StorefrontBacktalk: Retail IT Lessons in the Path of Sandy
Through a special arrangement, presented here for discussion is a summary of a current article from StorefrontBacktalk, a site tracking retail technology, e-commerce and mobile commerce.
As Superstorm Sandy blew its devastating winds through much of the Eastern U.S., retailers had to deal with it just like everyone else. But few seemed to have anticipated the more than eight days of outages along with the gas shortages, closed roads, lack of food and water, plus the dead phone lines, lack of broadband access and dead cell towers.
With global weirding (the term for the many strange weather patterns caused by global warming), there’s a fine chance these week-plus outages may be something that has to be planned for. With that in mind, let’s look at what some chains discovered when they could only exist via emergency generator.
When Best Buy went on emergency generators, it kept the lights on and the POS functioning, but not the network. That means it could process credit-card transactions but not debit. Gift cards, returns, product lookups and special orders were all either impossible or severely limited. What if this outage was caused by a simple blizzard, perhaps in the middle of December? Want to give up returns, special orders and all debit card transactions for eight days in the middle of the holiday rush?
The local Target was able to handle some debit card transactions, but it couldn’t put out all displays and related activities. Why? When various circuits were given to the emergency generator, the backroom/stockroom wasn’t on the list. It was pitch black in there, so nobody could get stuff out.
Apparently, the paperwork and permissions required to use flashlights and batteries on the selling floor to restock products is more daunting than the decision that marketing displays could wait until the power was fully restored.
In disaster recovery plans, have you sketched out which rooms will need power for an extended outage? Have you provided for power for the networks? What about auxiliary network access?
Starbucks in the region acted as small emergency shelters, providing — sometimes — Wi-Fi access along with a warm place to sit and coffee to function. But when many Starbucks had to shut down due to power outages, the website continued to broadcast those locations as open. It also didn’t provide emergency hours or which locations still had functioning Wi-Fi.
With phone lines out for huge areas, customers would have greatly appreciated seeing the most updated store information, even if it was a few hours old.
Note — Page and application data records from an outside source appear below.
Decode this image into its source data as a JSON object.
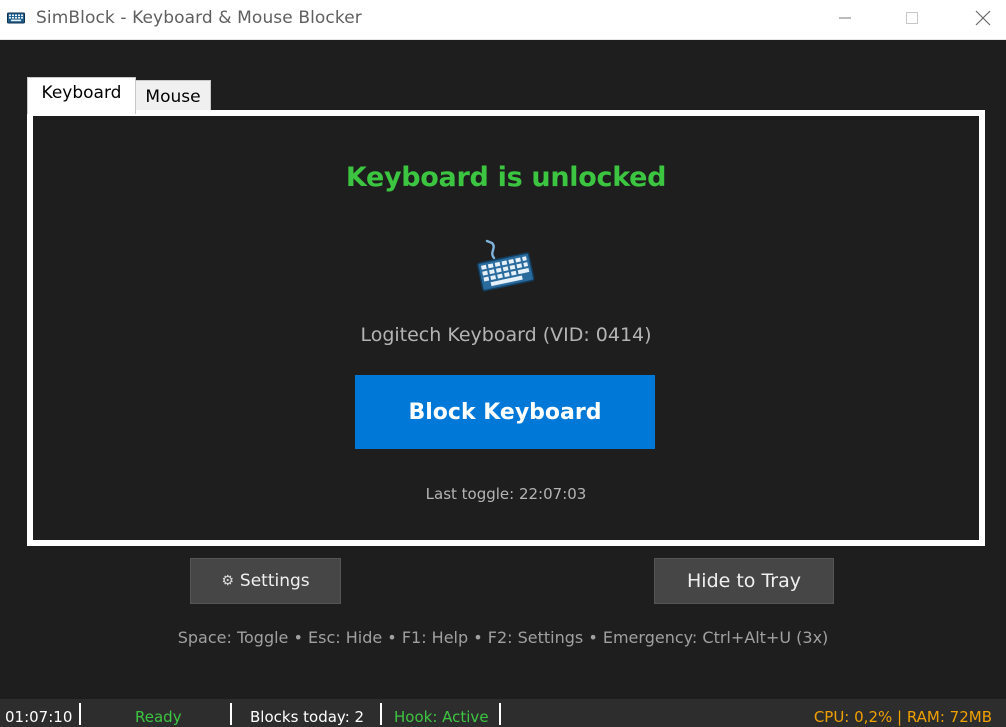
{
  "window": {
    "title": "SimBlock - Keyboard & Mouse Blocker",
    "icons": {
      "app": "keyboard-icon",
      "minimize": "minimize-icon",
      "maximize": "maximize-icon",
      "close": "close-icon"
    }
  },
  "tabs": [
    {
      "label": "Keyboard",
      "active": true
    },
    {
      "label": "Mouse",
      "active": false
    }
  ],
  "panel": {
    "status_text": "Keyboard is unlocked",
    "status_color": "#3cc540",
    "device_icon": "keyboard-icon",
    "device_label": "Logitech Keyboard (VID: 0414)",
    "action_button": "Block Keyboard",
    "action_color": "#0078d7",
    "last_toggle": "Last toggle: 22:07:03"
  },
  "buttons": {
    "settings_icon": "⚙",
    "settings_label": "Settings",
    "hide_tray_label": "Hide to Tray"
  },
  "shortcuts_hint": "Space: Toggle • Esc: Hide • F1: Help • F2: Settings • Emergency: Ctrl+Alt+U (3x)",
  "statusbar": {
    "time": "01:07:10",
    "state": "Ready",
    "blocks_today": "Blocks today: 2",
    "hook": "Hook: Active",
    "resources": "CPU: 0,2% | RAM: 72MB"
  }
}
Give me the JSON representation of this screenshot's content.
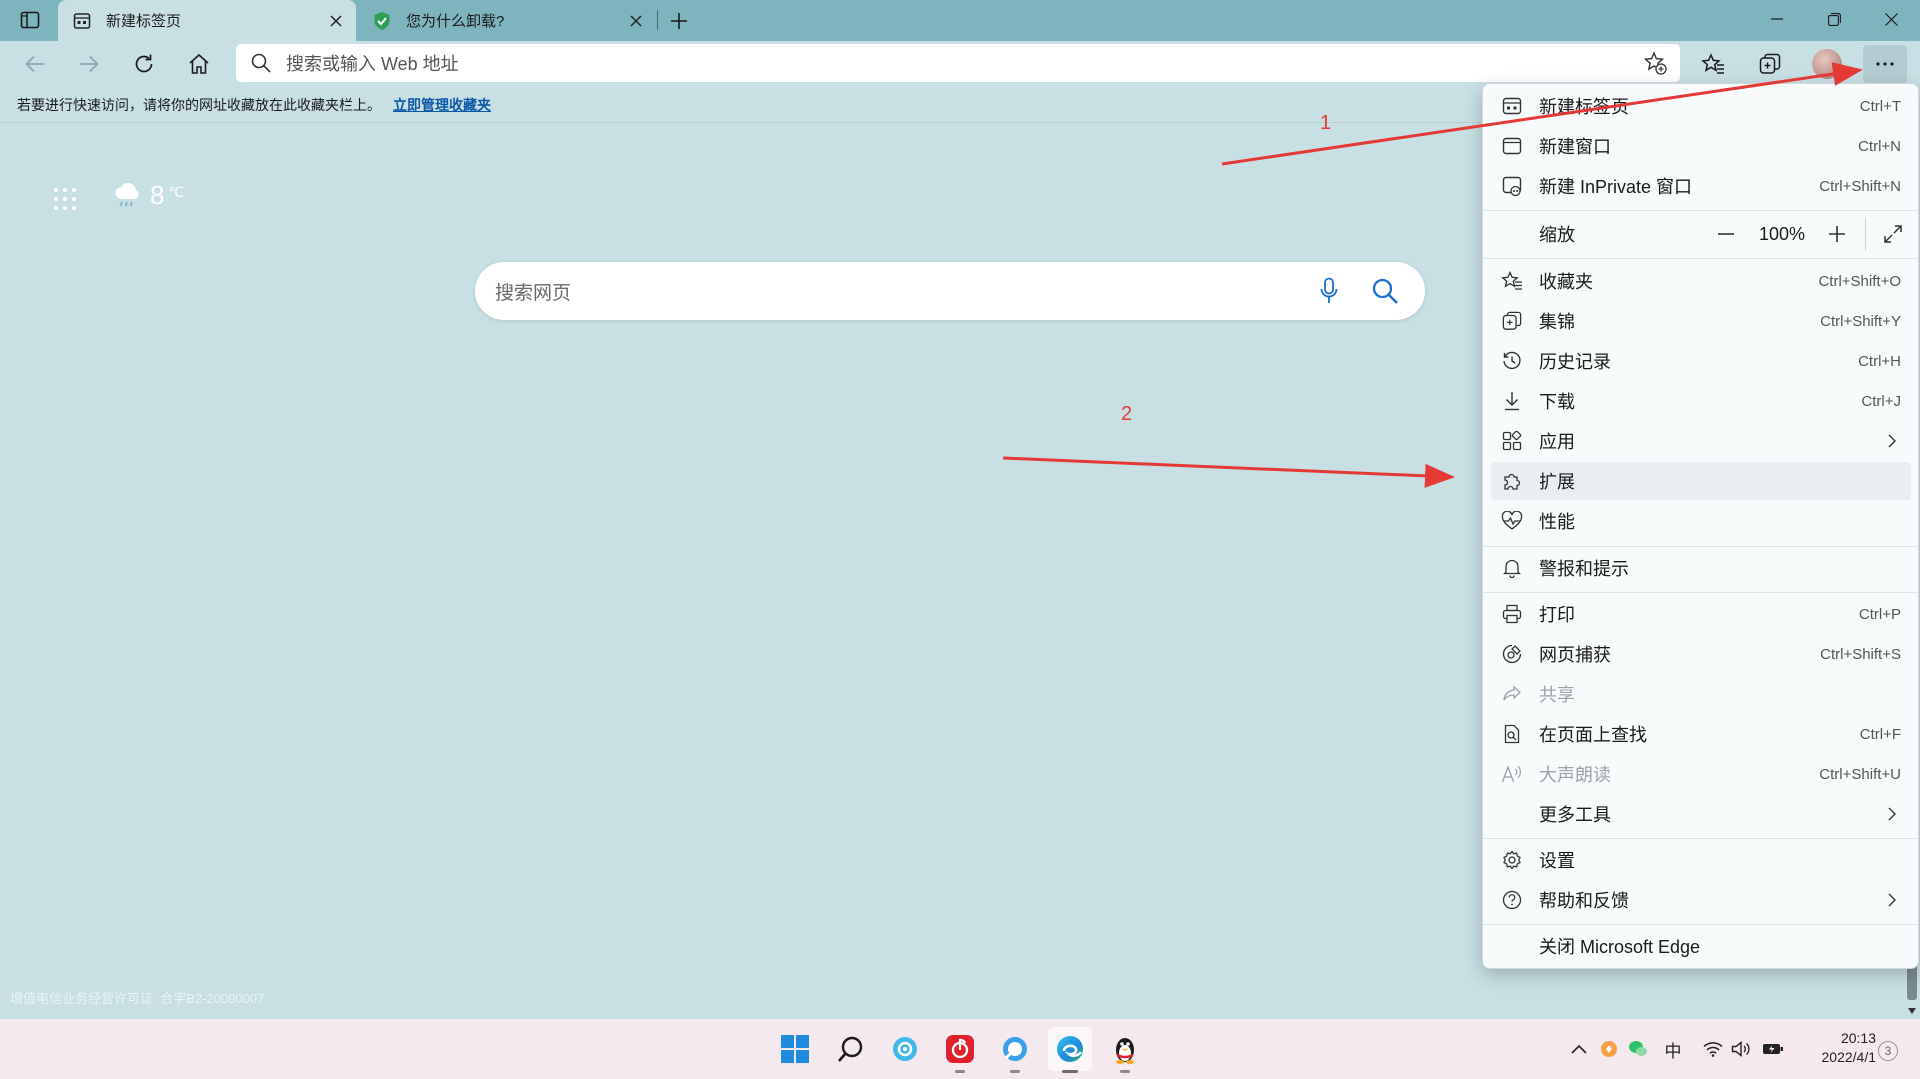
{
  "tabs": [
    {
      "title": "新建标签页",
      "active": true
    },
    {
      "title": "您为什么卸载?",
      "active": false
    }
  ],
  "address": {
    "placeholder": "搜索或输入 Web 地址"
  },
  "favorites_bar": {
    "hint": "若要进行快速访问，请将你的网址收藏放在此收藏夹栏上。",
    "link": "立即管理收藏夹"
  },
  "weather": {
    "temp": "8",
    "unit": "℃"
  },
  "page_search": {
    "placeholder": "搜索网页"
  },
  "license_text": "增值电信业务经营许可证: 合字B2-20090007",
  "annotations": [
    {
      "label": "1",
      "color": "#e53935"
    },
    {
      "label": "2",
      "color": "#e53935"
    }
  ],
  "menu": {
    "items": {
      "new_tab": {
        "label": "新建标签页",
        "shortcut": "Ctrl+T"
      },
      "new_window": {
        "label": "新建窗口",
        "shortcut": "Ctrl+N"
      },
      "new_inprivate": {
        "label": "新建 InPrivate 窗口",
        "shortcut": "Ctrl+Shift+N"
      },
      "favorites": {
        "label": "收藏夹",
        "shortcut": "Ctrl+Shift+O"
      },
      "collections": {
        "label": "集锦",
        "shortcut": "Ctrl+Shift+Y"
      },
      "history": {
        "label": "历史记录",
        "shortcut": "Ctrl+H"
      },
      "downloads": {
        "label": "下载",
        "shortcut": "Ctrl+J"
      },
      "apps": {
        "label": "应用"
      },
      "extensions": {
        "label": "扩展"
      },
      "performance": {
        "label": "性能"
      },
      "alerts": {
        "label": "警报和提示"
      },
      "print": {
        "label": "打印",
        "shortcut": "Ctrl+P"
      },
      "web_capture": {
        "label": "网页捕获",
        "shortcut": "Ctrl+Shift+S"
      },
      "share": {
        "label": "共享"
      },
      "find": {
        "label": "在页面上查找",
        "shortcut": "Ctrl+F"
      },
      "read_aloud": {
        "label": "大声朗读",
        "shortcut": "Ctrl+Shift+U"
      },
      "more_tools": {
        "label": "更多工具"
      },
      "settings": {
        "label": "设置"
      },
      "help": {
        "label": "帮助和反馈"
      },
      "close_edge": {
        "label": "关闭 Microsoft Edge"
      }
    },
    "zoom": {
      "label": "缩放",
      "value": "100%"
    }
  },
  "taskbar": {
    "ime": "中",
    "time": "20:13",
    "date": "2022/4/1",
    "notifications": "3"
  },
  "colors": {
    "accent_red": "#e53935",
    "link_blue": "#0b57a8"
  }
}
Yes, that would be a lot of business during the storm. And stores full of very appreciative customers. That generates the type of loyalty that no promotion can buy.
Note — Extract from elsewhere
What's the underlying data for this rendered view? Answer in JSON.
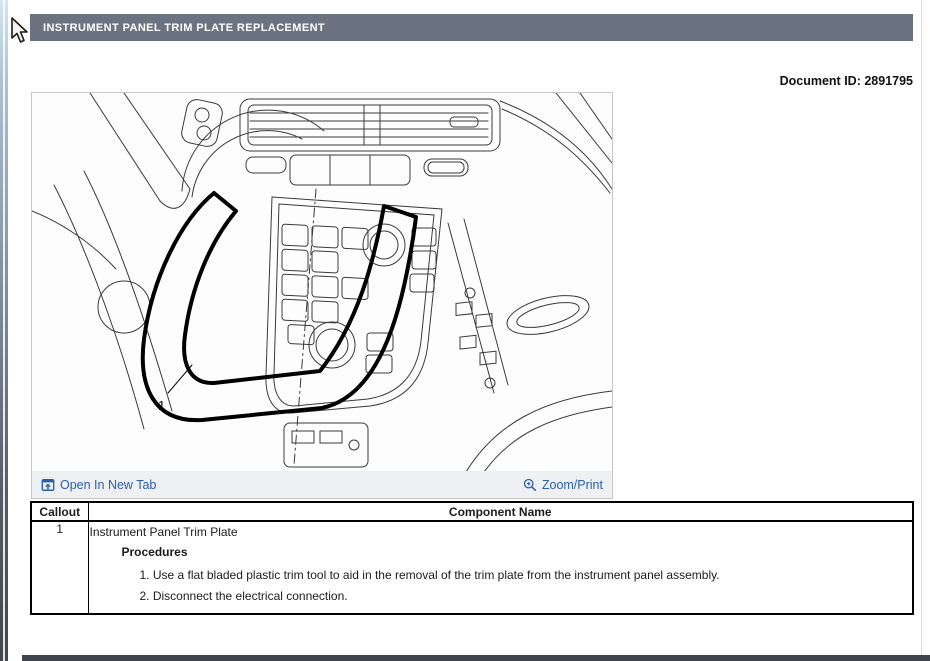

What IT or backend lessons did Sandy provide for retailers? For instance, what are the most and least important areas at retail that require power during emergencies? What other disaster recovery shortfalls would you add to those mentioned in the article?